                                                        John Middleton Murry

 Fulghum R. Words I wish I wrote. A collection of writing that inspired my ideas. HarperCollins, NY, 1997.

Tuesday, May 6, 2014

Establishing a New Way of Being

     "The real voyage of discovery consists not in seeking new landscapes, but in having new eyes." Marcel Proust

     Many of us, even if we like & admire this quote, basically don't trust or believe in its value - "it's not practical!" We're not motivated to put it into practice. We assume that looking at "bad" situations "from a different perspective" is a useless game of pretending - that it doesn't actually change anything, we'd be simply fooling ourselves to try to feel a bit better.
     That certain practices fundamentally change who we are & our relationship to life is a foreign concept to most of us. 
     But the real problem is that our automatic default response to any adversity - & many arise daily - is adversarial - "me, myself & I" against the hostile world. This IS "natural" & appropriate for animals & cave-dwellers - BUT NOT for civilized humans today!
     Now we must PRACTICE to establish a new default way of being: open-hearted, nurturing presence. This is critically practical - because our old default reptilian ways are literally killing everything.

     "Practice refers to the discipline of cultivating a crucial capacity of mind, such as wisdom or concentration. Practices are rehearsals of desired qualities, which eventually become spontaneous, natural ways of being."
       Walsh R. “Essential spirituality. The 7 central practices to awaken heart and mind.” John Wiley & Sons Inc, NY, 1999.
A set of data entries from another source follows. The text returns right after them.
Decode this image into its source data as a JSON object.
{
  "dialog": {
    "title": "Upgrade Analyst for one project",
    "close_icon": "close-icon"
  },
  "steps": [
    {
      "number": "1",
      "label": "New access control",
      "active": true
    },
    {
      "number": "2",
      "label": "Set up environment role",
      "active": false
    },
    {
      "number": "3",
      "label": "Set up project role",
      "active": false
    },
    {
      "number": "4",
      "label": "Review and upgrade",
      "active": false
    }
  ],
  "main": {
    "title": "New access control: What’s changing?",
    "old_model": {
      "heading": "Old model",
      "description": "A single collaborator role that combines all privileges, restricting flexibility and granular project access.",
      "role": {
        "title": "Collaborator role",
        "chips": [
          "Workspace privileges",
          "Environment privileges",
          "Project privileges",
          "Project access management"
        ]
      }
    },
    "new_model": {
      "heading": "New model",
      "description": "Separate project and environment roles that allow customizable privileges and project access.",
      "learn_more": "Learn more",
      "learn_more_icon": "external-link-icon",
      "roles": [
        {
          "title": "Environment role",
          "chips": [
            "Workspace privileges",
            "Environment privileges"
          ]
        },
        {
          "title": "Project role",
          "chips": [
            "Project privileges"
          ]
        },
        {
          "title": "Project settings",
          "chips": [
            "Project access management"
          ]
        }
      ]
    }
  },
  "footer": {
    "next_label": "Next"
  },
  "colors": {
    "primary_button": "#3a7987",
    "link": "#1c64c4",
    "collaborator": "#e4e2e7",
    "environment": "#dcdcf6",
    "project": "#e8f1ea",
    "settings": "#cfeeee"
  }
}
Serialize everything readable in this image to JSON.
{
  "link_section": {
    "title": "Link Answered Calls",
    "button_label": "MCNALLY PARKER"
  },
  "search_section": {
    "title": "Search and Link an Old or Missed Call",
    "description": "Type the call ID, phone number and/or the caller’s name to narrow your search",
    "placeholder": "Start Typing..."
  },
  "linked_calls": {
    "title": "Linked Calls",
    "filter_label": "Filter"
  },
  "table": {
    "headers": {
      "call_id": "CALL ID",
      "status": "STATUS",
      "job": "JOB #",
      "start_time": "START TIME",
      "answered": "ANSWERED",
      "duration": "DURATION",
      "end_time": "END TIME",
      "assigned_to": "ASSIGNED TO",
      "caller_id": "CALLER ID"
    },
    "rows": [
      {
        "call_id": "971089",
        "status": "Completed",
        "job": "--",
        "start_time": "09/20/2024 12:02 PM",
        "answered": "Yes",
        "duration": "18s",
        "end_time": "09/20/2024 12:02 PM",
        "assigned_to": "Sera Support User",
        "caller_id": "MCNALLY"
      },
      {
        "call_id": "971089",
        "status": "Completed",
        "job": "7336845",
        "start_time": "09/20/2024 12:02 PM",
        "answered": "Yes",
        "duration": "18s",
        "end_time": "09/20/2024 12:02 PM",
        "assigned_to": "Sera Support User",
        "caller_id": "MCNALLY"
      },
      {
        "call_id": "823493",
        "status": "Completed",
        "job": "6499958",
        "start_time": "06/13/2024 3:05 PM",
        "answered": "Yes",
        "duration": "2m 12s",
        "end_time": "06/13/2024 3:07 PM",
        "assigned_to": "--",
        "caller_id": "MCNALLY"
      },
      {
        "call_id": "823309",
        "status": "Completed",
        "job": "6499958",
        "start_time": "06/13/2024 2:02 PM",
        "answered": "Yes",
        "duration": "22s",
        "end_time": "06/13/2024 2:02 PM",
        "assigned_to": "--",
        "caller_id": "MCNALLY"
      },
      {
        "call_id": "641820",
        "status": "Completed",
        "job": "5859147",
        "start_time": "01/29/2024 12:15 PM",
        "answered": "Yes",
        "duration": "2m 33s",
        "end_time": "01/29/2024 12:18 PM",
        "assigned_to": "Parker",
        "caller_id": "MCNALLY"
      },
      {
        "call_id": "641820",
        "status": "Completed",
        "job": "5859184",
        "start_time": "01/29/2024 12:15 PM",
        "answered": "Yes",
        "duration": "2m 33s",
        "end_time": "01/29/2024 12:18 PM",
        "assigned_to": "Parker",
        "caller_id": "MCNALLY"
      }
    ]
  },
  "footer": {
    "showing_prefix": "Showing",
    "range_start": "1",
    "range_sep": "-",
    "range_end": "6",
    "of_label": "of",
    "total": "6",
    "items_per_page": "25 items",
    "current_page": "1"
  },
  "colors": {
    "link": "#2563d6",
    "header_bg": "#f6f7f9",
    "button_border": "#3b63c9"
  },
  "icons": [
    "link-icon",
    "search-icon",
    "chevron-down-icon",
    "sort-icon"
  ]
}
Peggy's Cove, Nova Scotia, May 4, 2014
The real voyage of discovery consists not in seeking new landscapes, but in having new eyes.

The real voyage of discovery consists not in seeking new landscapes, but in having new eyes.

The real voyage of discovery consists not in seeking new landscapes, but in having new eyes.


Saturday, May 3, 2014

A Meaningful Life

"I shall see to it, if I can,
that my death makes no statement
that my life has not made already."                           Montaigne, Essays


Friday, May 2, 2014

In the Shimmering Complexity of this Timeless Moment

     This very timeless moment shimmers, quivers, with complex energy-form. Everything seems already right here & now, though we're usually caught in the illusion of getting somewhere else - in the momentum of our lives - bypassing the myriad details of reality that question & contradict our dream.

Thursday, May 1, 2014

How We Experience Complexity

     "ideas that are complex metaphors to the erudite, are literal for the laity."

        Jay L. Garfield PhD, Kwan Im Thong Hood Cho Temple Professor of Humanities, Yale-NUS College, Singapore - from the New York Times interview by Gary Gutting "What Does Buddhism Require?"

     “We don't see things as they are, we see them as we are.”      Anais Nin

       “The poet and painter William Blake said, ‘As a man is, so he sees.’ He meant that the way a person sees or understands him or herself deeply conditions the ways he or she sees and understands objects, others and the world.”

       Rupert Spira. “Presence, Volume I: The Art of Peace and Happiness.” Non-duality Press, Salisbury, UK, 2011.